The Boyd family is Australia's most remarkable artistic dynasty.
- The Boyds, Brenda Niall, 2002.
Arthur Boyd (1920-1999) was part of a unique artistic dynasty. His grandparents Emma Minnie (nee a’Beckett) and Arthur Merric Boyd were both accomplished and recognised artists, exhibiting at the Royal Academy in London and in various galleries in Melbourne. Arthur Merric was a traditional landscape painter affiliated with the Heidelberg school.
They were quite well off, with money inherited from parents and grandparents. They lived a genteel life of travel and art, owned property in the UK and in Melbourne and the Mornington Peninsula, Victoria. Emma Minnie in particular was socially minded and active in helping the poor. She was very religious, shared bible stories, myths, legends and fairy tales with her children and grandchildren.
They had five children, the second being William Merric Boyd (Merric), known as the father of Australian studio pottery. He and his brothers and sisters were encouraged by their parents in the pursuit of art and music, in thinking of others and in helping the poor. Merric struggled with epilepsy throughout his life but was well loved and cared for by his family.
Open Country at Murrumbeena, in Melbourne was built in 1913 to Merric’s design on land purchased by his parents. It was a home, workplace and meeting ground for the Boyd family and many outstanding, creative individuals for thirty years. In 1915 Merric married Doris Gough, a quietly strong and determined woman, already a painter she became wife, mother and business manager. Merric and Doris had five children: Lucy, Arthur, Guy, David and Mary.
Visitors to Open Country included Sidney Nolan, Albert Tucker, Joy Hester, Yosl Bergner, John Perceval and many others. Merric’s parents, Emma Minnie and Arthur Merric Boyd and younger sister Helen, lived next door during the years of World War I; and on the other side Doris’ mother built a house she called Green Pastures.
When Arthur Boyd and Yvonne Lennie married in 1945 they lived at Open Country, and Arthur’s first studio was built in the rambling garden from a modernist design by his cousin Robin Boyd. With their respective partners Arthur’s siblings, Lucy, Guy, David and Mary Boyd also lived at Open Country during the 1940s and 50s. There were visits to Martin Boyd at The Grange (the a’Beckett family home) where the more genteel aspects of the Boyd and a’Beckett heritage prevailed. Arthur and Yvonne Boyd lived at The Grange for a time in 1948-49 as did Mary (nee Boyd) and John Perceval in 1951.

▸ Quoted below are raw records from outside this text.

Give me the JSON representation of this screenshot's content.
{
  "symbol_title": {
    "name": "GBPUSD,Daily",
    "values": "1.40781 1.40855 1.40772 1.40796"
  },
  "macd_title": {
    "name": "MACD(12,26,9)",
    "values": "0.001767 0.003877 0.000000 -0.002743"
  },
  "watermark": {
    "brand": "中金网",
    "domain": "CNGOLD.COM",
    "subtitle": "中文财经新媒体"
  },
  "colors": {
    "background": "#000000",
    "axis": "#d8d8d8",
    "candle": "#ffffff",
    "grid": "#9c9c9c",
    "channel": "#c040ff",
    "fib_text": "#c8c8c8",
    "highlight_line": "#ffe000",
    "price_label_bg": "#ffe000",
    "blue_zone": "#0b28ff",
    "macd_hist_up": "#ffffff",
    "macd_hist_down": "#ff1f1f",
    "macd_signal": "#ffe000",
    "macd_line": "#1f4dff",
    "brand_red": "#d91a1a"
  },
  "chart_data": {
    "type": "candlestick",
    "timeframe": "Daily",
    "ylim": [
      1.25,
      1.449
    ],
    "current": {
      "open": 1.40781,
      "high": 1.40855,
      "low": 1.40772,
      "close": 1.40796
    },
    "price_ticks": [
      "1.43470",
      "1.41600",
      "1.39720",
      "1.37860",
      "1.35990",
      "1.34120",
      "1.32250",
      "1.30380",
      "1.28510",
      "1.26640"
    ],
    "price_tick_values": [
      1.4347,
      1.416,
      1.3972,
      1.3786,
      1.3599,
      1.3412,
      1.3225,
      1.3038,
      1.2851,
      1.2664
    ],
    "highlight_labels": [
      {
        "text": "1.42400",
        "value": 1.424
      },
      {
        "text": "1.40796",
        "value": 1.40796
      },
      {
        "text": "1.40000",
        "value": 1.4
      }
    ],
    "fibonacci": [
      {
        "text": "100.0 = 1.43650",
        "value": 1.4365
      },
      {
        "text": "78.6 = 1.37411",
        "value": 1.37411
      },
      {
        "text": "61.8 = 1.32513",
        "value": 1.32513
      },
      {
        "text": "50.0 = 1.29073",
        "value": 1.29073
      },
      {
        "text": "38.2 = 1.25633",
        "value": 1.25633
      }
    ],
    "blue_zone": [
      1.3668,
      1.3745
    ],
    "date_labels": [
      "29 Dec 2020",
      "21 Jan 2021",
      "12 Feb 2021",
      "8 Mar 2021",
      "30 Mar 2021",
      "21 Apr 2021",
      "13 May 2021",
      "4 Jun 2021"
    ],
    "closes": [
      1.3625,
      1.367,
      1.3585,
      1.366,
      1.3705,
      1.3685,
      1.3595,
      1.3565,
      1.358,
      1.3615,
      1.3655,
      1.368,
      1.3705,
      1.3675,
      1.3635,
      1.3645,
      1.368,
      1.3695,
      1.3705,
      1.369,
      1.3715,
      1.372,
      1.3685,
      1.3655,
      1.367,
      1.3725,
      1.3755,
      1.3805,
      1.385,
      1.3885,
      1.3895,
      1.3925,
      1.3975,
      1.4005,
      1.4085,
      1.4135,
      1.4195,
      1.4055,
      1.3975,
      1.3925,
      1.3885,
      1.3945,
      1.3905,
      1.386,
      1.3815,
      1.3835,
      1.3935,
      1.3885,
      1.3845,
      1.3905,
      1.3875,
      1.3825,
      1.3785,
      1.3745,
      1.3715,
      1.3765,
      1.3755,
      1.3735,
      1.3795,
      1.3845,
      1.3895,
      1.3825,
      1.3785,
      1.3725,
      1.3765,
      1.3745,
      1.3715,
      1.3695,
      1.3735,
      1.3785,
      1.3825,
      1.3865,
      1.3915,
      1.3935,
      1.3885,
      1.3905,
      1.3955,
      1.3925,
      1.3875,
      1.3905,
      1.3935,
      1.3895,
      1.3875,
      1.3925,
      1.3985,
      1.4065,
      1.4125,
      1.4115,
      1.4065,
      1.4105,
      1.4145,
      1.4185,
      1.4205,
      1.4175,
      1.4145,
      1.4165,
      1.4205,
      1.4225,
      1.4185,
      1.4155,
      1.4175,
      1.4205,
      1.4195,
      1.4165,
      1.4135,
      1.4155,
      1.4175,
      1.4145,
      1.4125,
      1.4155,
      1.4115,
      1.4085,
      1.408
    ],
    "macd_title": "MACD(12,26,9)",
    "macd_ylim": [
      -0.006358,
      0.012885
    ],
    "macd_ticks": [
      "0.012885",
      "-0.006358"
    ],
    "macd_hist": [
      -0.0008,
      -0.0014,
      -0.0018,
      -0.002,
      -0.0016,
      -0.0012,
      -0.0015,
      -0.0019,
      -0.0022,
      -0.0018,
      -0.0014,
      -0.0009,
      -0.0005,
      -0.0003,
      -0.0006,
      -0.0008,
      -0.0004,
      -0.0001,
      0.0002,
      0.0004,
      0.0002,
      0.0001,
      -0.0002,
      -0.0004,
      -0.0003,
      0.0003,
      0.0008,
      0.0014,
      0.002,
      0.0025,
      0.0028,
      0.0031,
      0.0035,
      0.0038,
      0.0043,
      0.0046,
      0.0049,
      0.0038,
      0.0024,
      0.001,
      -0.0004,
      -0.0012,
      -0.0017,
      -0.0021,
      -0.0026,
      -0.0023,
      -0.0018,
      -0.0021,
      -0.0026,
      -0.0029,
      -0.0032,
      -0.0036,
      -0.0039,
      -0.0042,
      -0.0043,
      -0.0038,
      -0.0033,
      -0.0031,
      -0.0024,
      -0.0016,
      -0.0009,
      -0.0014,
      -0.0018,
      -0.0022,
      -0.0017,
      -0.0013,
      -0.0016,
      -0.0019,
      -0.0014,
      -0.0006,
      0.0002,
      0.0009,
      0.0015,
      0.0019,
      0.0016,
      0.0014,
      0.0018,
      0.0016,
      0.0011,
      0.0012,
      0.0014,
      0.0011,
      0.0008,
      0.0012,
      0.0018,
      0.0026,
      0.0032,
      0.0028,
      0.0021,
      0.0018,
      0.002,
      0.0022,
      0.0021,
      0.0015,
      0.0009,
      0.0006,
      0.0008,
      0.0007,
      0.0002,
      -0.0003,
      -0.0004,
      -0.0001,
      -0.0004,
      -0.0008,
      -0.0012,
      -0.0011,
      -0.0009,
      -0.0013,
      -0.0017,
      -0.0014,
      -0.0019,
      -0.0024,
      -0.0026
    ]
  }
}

In late 1959 Arthur, Yvonne and their children went to London. Within six months Arthur’s work was receiving great acclaim and being exhibited in major galleries. Over the next ten years the Boyd’s travelled frequently between the UK and Australia.
In 1968 Arthur and Yvonne Boyd returned to Australia for a visit of six months. The open paddocks and rural atmosphere of Murrumbeena, where Arthur had grown up had disappeared under the tide of Melbourne’s rapid suburbanisation. Open Country was destroyed to make way for a two storey block of flats.
From 1956 The Grange was at the centre of a blue metal quarry. The old house, an 1860s a’Beckett family home set in the rolling hills near Berwick out of Melbourne, with its family associations and Arthur Boyd’s 1949 murals commissioned by Martin Boyd, was demolished by the quarry owners in the late 1960s.
With Open Country and The Grange so deeply etched in his makeup, Arthur Boyd experienced a profound sense of loss after his 1968 visit to the places of his early years, resulting in a determination to preserve the heritage of his family. His first tentative ideas for Bundanon had their origins in this experience and the decision to build a collection of works to represent his family was made at this time.
In 1971 Arthur was again in Australia doing a Creative Fellowship at the ANU when he and Yvonne were invited to visit a property on the Shoalhaven River called Bundanon by art dealer Frank MacDonald, then part owner of the property.
Bundanon had an immediate and profound effect on Arthur’s thinking and work. This visit reignited his passion for landscape painting, a genre he had explored as a younger artist but moved away from during his career. In 1974 the Boyds purchased an adjoining property called Riversdale. They added two other lots of land and purchased a right of way. Then in 1979 the Boyds purchased Bundanon from the McGraths and MacDonald. They made this their home whenever they were in Australia.
Often quoted as saying “you can’t own a landscape”, from this time Arthur and Yvonne started work on how they could give it all away and at the same time protect it. Arthur, Yvonne, Sidney Nolan and then Arts Minister, Clyde Holding, all worked very hard to convince the Federal government to accept the gift. It was finally accepted by the then Prime Minister Paul Keating in March 1993.
|Arthur Boyd Visual Timeline||9.39 MB|